Task goal: If a line in the data below contains the word "emoji", copy it out.

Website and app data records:
*****

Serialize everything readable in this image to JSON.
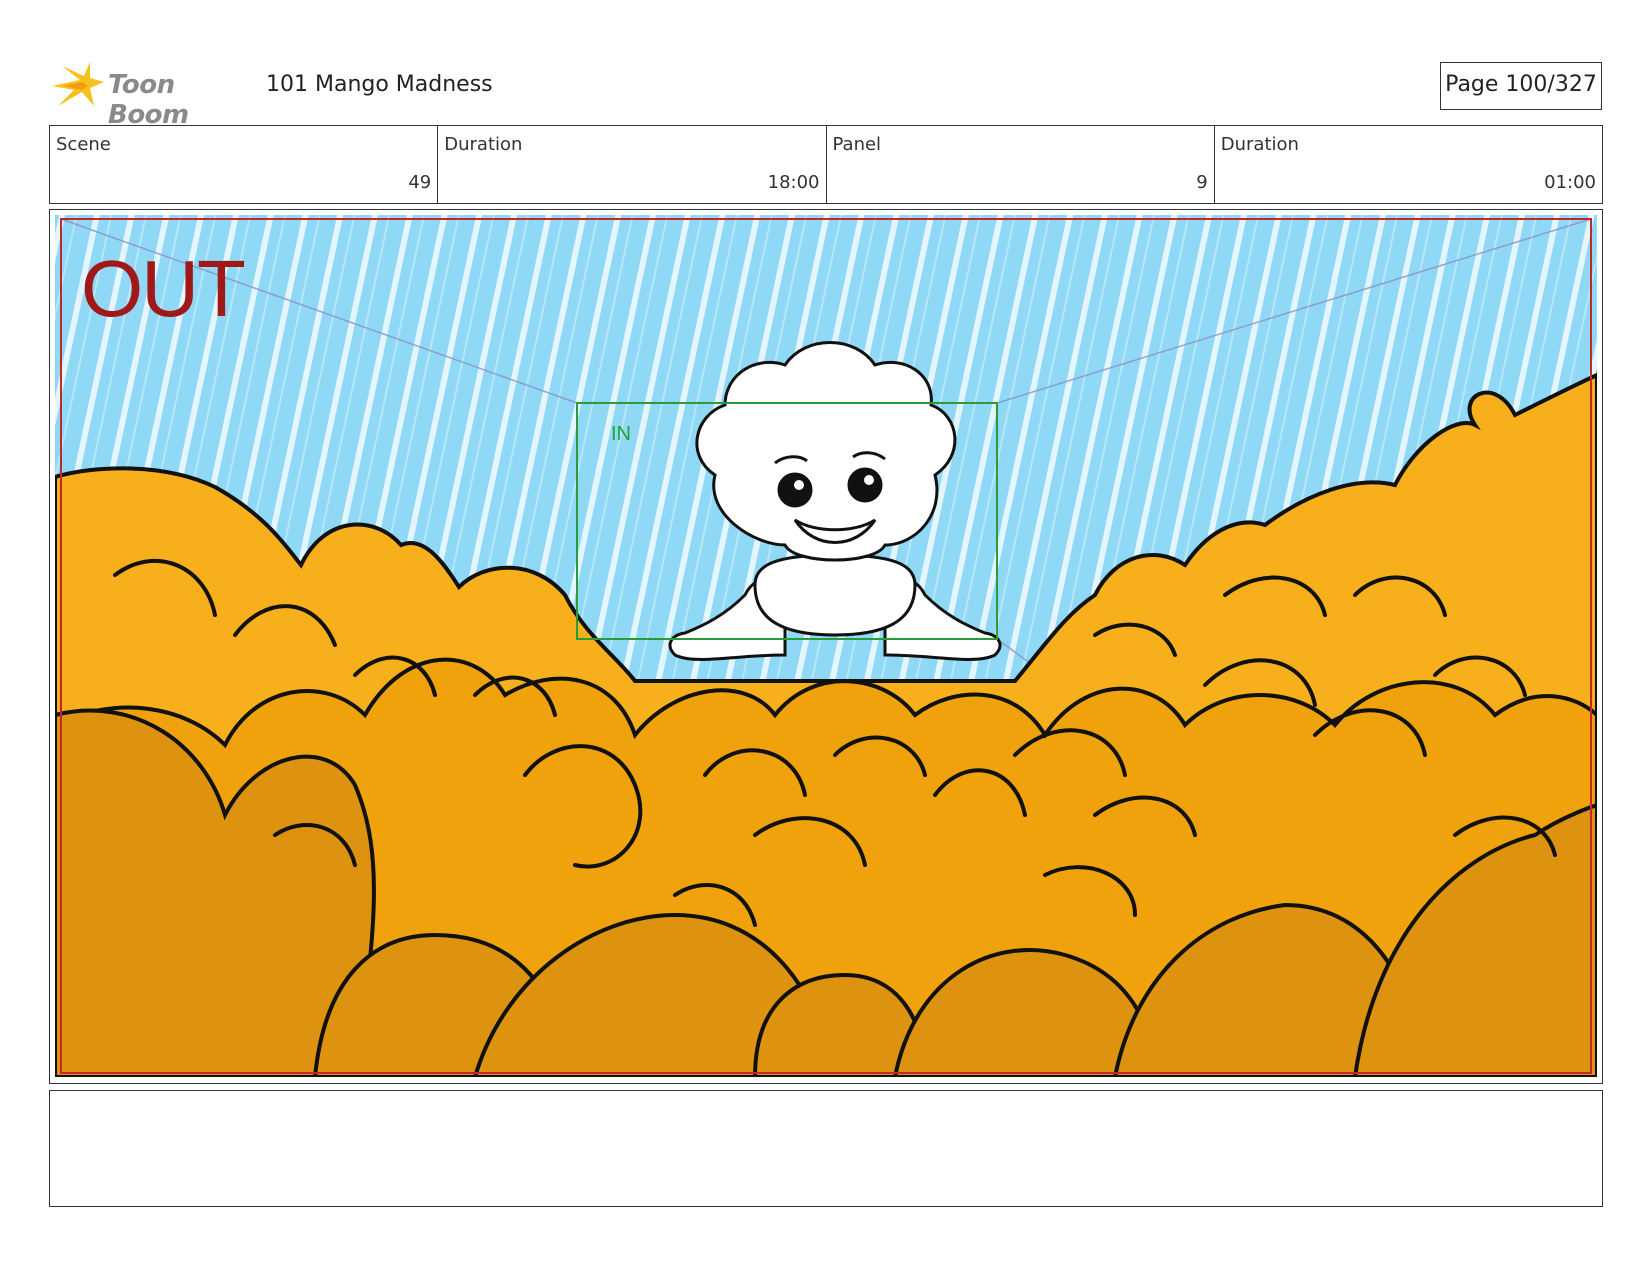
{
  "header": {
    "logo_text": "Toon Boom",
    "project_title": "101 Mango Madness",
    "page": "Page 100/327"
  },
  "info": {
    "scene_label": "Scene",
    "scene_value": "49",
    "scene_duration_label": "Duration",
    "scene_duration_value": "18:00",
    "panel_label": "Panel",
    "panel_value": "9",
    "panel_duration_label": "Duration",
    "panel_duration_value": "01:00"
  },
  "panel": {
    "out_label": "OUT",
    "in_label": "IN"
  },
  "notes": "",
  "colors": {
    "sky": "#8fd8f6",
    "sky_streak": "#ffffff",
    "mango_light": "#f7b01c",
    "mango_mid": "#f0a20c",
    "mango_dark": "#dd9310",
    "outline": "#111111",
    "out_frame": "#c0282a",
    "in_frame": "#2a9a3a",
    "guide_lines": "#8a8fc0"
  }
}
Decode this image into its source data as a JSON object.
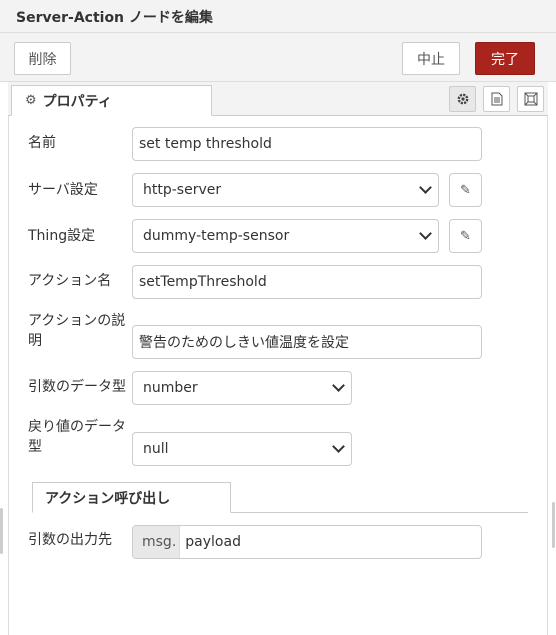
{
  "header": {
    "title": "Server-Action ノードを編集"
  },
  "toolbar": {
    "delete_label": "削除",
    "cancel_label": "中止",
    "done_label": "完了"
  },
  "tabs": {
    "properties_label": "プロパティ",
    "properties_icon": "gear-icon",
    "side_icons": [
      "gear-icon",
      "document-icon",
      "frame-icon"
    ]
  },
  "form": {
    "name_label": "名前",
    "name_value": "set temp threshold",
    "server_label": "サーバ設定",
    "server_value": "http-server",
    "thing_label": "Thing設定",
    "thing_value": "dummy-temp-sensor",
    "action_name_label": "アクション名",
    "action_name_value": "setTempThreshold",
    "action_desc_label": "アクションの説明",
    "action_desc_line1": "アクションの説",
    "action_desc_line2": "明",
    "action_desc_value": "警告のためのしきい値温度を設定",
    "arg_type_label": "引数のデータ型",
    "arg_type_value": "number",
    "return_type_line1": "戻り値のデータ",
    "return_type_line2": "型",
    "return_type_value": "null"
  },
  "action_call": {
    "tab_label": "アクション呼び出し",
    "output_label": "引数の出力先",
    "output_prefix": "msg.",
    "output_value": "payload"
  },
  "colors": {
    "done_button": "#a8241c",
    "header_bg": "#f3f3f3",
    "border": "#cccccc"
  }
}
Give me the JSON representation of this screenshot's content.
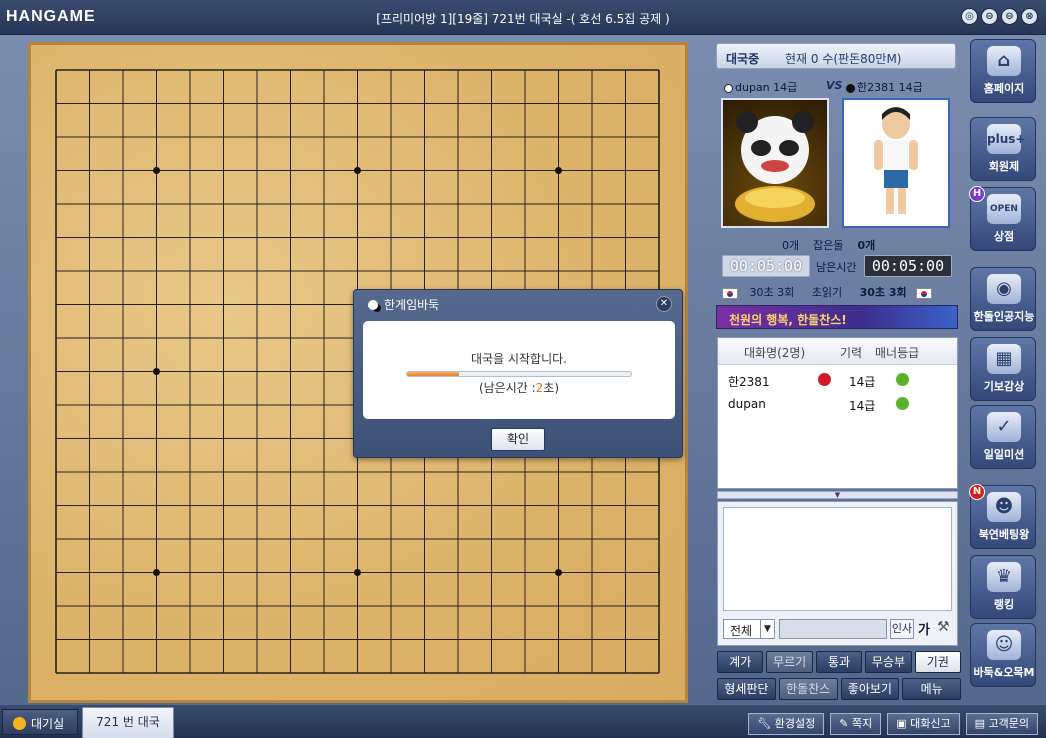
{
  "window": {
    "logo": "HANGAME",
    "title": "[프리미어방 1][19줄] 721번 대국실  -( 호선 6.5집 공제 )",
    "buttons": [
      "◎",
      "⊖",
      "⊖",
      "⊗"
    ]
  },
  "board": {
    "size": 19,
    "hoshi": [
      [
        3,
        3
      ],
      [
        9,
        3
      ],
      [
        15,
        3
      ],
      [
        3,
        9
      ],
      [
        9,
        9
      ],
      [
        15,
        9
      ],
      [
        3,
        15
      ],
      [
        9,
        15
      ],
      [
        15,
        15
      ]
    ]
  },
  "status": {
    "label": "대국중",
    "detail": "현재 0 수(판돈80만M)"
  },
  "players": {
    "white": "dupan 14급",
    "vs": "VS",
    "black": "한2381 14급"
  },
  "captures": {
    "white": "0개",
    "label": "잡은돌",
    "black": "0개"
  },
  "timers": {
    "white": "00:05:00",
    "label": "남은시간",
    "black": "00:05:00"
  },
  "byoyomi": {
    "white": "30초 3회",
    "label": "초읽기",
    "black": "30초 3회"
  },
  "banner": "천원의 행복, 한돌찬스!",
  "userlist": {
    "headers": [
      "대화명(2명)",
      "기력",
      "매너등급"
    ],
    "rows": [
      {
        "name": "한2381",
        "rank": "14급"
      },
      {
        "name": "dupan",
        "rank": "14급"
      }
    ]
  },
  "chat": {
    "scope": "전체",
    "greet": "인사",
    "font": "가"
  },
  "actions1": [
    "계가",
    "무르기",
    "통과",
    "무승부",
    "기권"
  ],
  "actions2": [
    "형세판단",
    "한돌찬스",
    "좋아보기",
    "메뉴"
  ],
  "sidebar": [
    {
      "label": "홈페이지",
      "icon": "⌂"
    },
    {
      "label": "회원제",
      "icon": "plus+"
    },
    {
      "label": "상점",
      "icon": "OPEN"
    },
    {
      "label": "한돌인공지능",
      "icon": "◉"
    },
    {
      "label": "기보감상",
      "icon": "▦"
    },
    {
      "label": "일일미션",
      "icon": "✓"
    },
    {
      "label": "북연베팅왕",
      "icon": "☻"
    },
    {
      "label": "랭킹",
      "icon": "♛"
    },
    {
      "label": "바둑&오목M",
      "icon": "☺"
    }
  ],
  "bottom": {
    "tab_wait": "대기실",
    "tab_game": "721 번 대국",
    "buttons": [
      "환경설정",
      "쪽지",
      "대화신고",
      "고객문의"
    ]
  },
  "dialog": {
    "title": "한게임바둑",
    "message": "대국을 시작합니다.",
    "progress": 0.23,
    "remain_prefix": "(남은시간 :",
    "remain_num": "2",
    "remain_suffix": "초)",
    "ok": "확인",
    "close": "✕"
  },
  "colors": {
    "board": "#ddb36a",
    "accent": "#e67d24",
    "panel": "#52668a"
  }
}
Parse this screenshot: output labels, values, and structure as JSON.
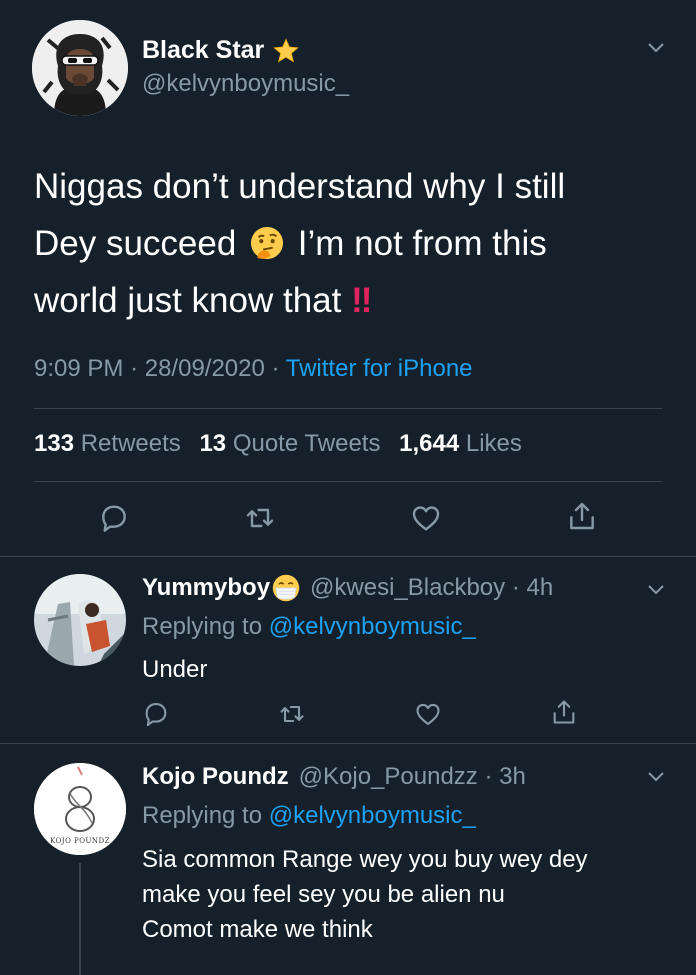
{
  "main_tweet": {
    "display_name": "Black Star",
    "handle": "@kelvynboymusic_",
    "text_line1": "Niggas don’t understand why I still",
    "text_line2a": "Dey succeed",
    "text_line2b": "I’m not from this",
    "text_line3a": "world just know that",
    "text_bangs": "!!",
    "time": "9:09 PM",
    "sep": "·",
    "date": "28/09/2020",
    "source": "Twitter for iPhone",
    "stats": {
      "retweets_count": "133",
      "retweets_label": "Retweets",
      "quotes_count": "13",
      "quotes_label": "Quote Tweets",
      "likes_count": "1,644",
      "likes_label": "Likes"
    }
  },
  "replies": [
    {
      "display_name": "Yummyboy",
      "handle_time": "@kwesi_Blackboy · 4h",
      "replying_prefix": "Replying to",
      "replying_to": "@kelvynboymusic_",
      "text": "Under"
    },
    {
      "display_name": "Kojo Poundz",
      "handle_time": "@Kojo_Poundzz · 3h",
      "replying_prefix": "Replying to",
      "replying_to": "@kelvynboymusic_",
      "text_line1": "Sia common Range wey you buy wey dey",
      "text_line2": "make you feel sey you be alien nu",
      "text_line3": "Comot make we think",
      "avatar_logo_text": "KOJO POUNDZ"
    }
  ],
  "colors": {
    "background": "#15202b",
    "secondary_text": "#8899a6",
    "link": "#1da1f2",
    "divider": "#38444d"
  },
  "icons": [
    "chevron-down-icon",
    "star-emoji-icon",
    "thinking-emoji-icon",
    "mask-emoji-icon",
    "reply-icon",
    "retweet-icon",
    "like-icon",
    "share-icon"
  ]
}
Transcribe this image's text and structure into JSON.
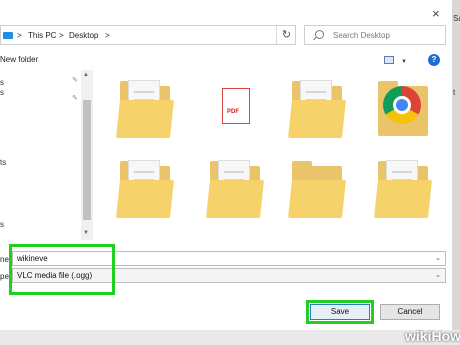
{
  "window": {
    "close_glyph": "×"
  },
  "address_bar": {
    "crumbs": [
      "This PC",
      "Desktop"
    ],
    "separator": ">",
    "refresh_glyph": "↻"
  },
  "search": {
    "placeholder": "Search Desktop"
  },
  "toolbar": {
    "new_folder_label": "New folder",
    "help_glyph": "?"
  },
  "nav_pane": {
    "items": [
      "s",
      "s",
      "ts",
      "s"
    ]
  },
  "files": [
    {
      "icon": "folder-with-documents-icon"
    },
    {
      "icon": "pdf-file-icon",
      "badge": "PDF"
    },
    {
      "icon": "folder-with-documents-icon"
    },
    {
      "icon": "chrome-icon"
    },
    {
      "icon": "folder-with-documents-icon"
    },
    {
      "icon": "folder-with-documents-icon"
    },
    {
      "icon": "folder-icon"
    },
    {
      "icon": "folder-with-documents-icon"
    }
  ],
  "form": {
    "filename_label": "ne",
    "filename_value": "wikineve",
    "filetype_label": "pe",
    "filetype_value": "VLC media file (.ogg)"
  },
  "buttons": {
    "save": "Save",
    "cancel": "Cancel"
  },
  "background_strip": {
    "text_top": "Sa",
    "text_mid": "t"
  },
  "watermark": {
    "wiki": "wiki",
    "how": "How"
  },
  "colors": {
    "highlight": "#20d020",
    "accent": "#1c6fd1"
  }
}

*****

Solved problem:
    "star-emoji-icon",
    "thinking-emoji-icon",
    "mask-emoji-icon",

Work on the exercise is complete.